I had a friend recently come up to me asking me whether or not she should buy a horse with a pedigree or one that she really liked but had no papers at all. I thought I’d share my points of view on pedigrees for everyone in case some of you are also debating this.
In the world of horses, the pedigree of a horse seems to be mandatory when buying and selling these days. There is a good reasoning for this. If it’s a mare, or stallion, the progeny can be marketed and that famous dam or sire’s line can be flaunted even with foals many generations down the line (Think Three bars, Secretariat, and Ferro) It makes marketing the foal so much easier. You can also do studies with bloodlines to see which bloodlines are doing the best, or which bloodlines work well in specific areas (cutting vs trail, Dressage vs jumpers and so on) But with these blood lines usually comes a hefty price! The “better” (more famous) the horses in the pedigree, the higher the price tag!

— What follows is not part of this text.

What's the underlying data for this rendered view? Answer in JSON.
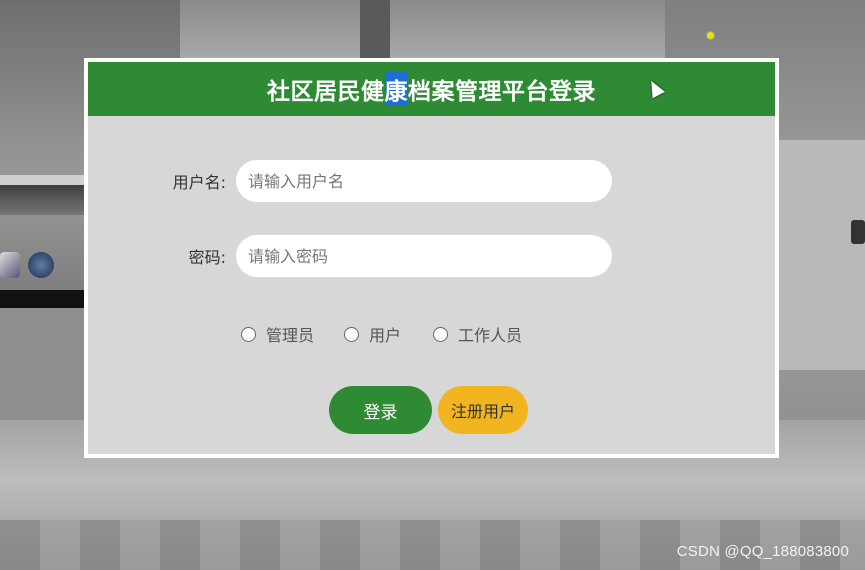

What about the amateur rider looking for a horse? Many of us, or the parents providing for their kids, don’t have a ton of money to throw around. That $30k dollar warmblood is just a dream. Don’t discount that horse with no pedigree or one with a pedigree thats not very remarkable! It may not be as fancy to talk about but sometimes these are the horses that end up being some of the best horses we can ask for, especially as we learn and grow. As an added bonus they are usually much nicer to the pocket book! Just because they don’t have an amazing pedigree doesn’t mean they are any less of a horse.
One of my favorite sayings I learned from my dad:

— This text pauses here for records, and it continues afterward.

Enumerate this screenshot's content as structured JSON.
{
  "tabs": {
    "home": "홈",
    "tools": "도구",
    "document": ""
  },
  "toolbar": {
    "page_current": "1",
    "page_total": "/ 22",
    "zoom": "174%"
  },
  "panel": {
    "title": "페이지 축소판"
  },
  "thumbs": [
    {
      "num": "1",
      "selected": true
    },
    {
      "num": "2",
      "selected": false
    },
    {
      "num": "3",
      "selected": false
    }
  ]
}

“It doesn’t matter what’s on the papers.
It’s what’s between the ears that counts.
I don’t ride the papers!” ~J.D. Bakke
The two best horses I have ever ridden were a grade horse named Miles and my wonderful (though unremarkably pedigreed) mare Shay.

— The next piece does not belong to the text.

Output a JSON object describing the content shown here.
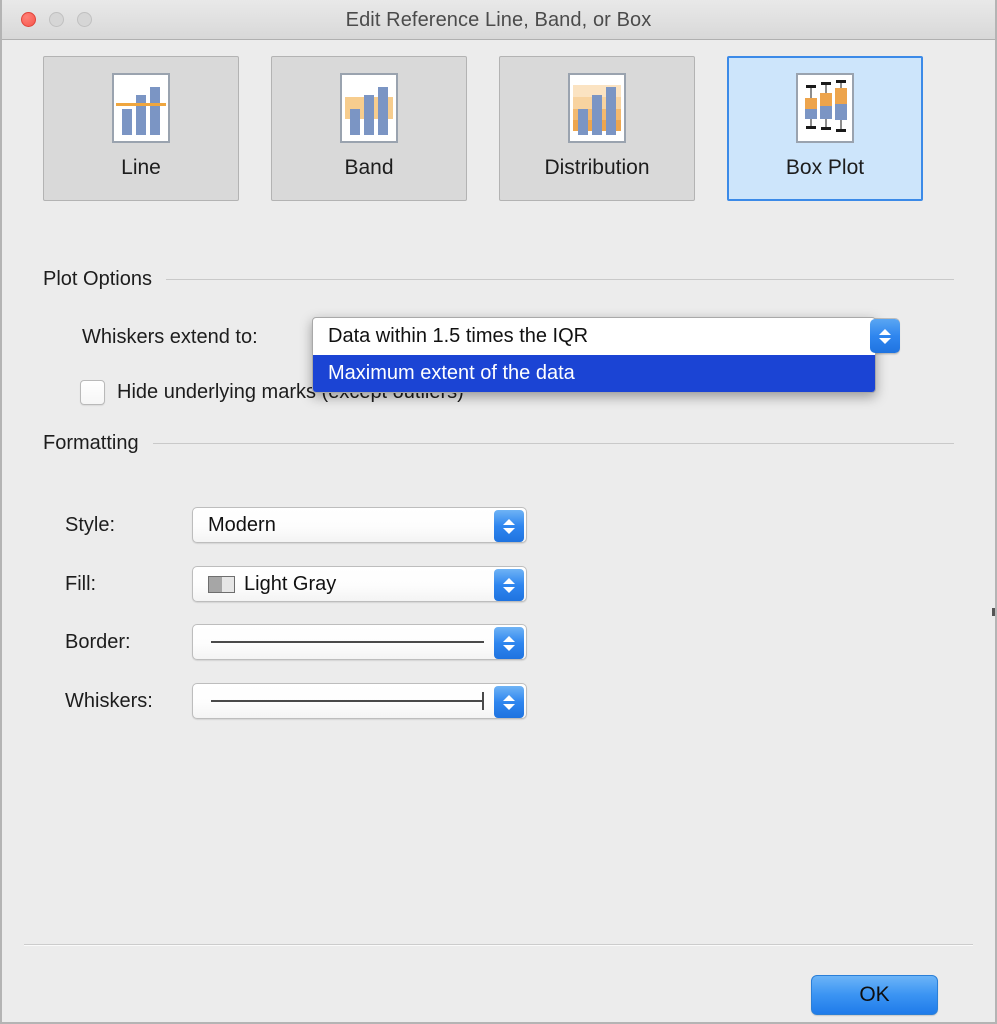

Miles was my dads horse and he always said “When I got him he needed lots of miles, now he’s got lots of miles, so Miles is just a great name for him” This horse hauled me and my brother around and never put a hoof wrong. He was a grade quarter horse. No papers to speak of but he was the kindest and calmest horse on the property. He would jump any jump, go down the trail, let us dress him up and even throw him in a parade without batting an eye. He was absolutely wonderful! And he tolerated all my blunders as I grew. Even the terror of my first cross country ride.I broke down n tears at one point… oh yes… and he just waited patiently until I had gathered my courage and continued on!
Shay was (and always will be) my best friend growing up. While she had papers there was nothing special about them. She hauled my butt around cross country and stadium courses, and suffered through dressage and gleefully went down the trail or up a mountain. I dressed her up for halloween and even shaved funny patterns in her coat. She taught me to be humble but confident. I never competed over novice with her but that was due to my own fears not her willingness to try (and eventually arthritis once I was ready)! She was my shoulder to cry own, and my comfort when I moved away from home (she went with me!) and finally she gave me Cash!
One of my acquaintances in California successfully competed a standardbred cross that had no papers at all. He was started late, and was picked up for the back board that was owed on him. He was a brave horse that would try his heart out for her! He just happened to be the back yard “oops” that caught her eye and turned into a dream! (He’s still going well last I heard)
These stories aren’t here to make you go out and get a grade horse. If you can find a well pedigreed horse that fits your budget and passes the vet check and your personalities match then by all means write that check! But don’t let the appeal of a well pedigreed horse make you over look the grade horse right in front of you, that is actually a better match for you.
Who wants to ride a horse with an amazing pedigree but every time you get on you wanna shoot it?
Registration papers are the absolute LAST thing I look at. Anyways this is my two cents on just one tiny aspect of buying a horse! More posts are in the works on what I look at when buying, or helping a friend buy, a horse.
If you have any comments, questions or concerns just shoot me a message or post below!
( image by ROCKCREEKRANCH )